New research from Italy published in Pathogens and Global Health found the mortality rate of patients hospitalized with COVID-19 declined from 24 percent in March to just 2 percent in May at a hospital in Milan. In even more positive news, there wasn't a significant change in the patients' age.
One reason is likely that doctors have improved at treating the novel and confounding disease over time. The study mentions that treatments specifically targeting issues associated with COVID-19 like hyper-inflammation and microvascular thrombosis may have played a big role. Another explanation is that Italy's lockdown measures were effective at curbing the spread of the virus, which subsequently helped lessen the strain on the health-care system.
The study also proposes that co-infections of other respiratory viruses like the flu and air pollution have both decreased in the timeframe, leading to fewer severe cases. Finally, there's a small chance that a viral mutation is a factor, although scientists have largely dismissed the notion that the virus has been or will be significantly altered enough to result in a change in lethality for better or worse anytime soon.
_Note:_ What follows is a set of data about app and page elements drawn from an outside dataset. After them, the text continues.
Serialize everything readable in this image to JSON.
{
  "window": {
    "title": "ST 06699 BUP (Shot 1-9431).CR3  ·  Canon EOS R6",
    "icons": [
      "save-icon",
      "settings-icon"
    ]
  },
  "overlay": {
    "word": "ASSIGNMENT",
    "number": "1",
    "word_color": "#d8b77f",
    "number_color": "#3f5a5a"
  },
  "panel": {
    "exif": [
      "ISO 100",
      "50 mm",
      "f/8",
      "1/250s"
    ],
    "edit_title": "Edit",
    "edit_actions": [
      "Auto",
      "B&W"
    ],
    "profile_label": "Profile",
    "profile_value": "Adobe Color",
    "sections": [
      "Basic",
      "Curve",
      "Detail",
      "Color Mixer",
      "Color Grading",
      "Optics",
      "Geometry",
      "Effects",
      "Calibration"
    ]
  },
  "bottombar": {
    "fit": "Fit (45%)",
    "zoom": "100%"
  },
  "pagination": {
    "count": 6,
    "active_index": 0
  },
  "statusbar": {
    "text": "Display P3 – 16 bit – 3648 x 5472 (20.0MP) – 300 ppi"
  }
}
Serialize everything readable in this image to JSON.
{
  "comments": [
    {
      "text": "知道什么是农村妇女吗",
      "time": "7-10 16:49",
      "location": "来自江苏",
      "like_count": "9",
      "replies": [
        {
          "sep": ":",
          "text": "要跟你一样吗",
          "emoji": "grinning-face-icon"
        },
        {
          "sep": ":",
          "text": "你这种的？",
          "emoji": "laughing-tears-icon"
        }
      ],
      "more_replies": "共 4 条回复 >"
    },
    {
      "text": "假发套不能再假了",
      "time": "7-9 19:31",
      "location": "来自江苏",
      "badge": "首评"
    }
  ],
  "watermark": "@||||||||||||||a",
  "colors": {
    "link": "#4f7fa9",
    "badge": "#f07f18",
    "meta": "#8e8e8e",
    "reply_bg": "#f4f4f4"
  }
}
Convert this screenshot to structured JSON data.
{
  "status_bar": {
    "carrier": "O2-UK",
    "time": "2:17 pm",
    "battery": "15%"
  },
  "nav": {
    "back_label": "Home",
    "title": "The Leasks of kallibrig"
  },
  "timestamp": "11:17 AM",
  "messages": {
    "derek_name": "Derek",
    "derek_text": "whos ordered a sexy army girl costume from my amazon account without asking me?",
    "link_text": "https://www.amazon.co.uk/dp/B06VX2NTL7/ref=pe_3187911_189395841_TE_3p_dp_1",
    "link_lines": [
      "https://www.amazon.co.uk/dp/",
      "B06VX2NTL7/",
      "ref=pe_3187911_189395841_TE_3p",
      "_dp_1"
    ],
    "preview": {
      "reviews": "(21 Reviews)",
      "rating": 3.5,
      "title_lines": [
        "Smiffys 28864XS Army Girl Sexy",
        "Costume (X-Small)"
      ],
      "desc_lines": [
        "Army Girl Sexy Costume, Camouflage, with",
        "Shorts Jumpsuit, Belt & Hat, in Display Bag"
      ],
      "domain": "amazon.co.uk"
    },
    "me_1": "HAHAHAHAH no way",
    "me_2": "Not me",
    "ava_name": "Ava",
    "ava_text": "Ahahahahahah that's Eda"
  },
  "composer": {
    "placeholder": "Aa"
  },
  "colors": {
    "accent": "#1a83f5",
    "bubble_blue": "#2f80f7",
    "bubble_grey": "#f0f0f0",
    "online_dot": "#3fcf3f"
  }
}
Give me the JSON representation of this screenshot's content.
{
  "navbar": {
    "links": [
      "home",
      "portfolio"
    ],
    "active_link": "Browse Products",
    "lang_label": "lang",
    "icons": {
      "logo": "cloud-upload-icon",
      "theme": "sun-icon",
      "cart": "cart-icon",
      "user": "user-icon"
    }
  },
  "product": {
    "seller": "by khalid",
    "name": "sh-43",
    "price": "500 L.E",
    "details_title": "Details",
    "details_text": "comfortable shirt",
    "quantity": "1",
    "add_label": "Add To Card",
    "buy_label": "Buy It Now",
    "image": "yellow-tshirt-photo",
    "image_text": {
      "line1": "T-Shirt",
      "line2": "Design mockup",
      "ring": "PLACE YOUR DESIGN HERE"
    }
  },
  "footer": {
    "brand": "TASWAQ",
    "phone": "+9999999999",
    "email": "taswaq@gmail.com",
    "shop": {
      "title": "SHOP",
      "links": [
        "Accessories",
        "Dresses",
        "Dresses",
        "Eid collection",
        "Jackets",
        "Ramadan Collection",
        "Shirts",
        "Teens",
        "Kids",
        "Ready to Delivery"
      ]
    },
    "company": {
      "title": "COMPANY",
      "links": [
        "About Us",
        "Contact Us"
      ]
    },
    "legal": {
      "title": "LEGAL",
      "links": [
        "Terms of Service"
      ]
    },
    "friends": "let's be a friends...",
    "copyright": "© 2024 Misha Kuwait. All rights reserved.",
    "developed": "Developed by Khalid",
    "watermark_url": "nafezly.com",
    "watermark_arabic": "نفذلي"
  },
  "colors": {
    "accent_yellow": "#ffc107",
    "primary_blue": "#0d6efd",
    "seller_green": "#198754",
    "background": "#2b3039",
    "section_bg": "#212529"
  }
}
As always, it's important to remember this is just one study and not a definitive statement, but it's worth following especially as the United States continues to grapple with the pandemic. Read the full study here. Tim O'Donnell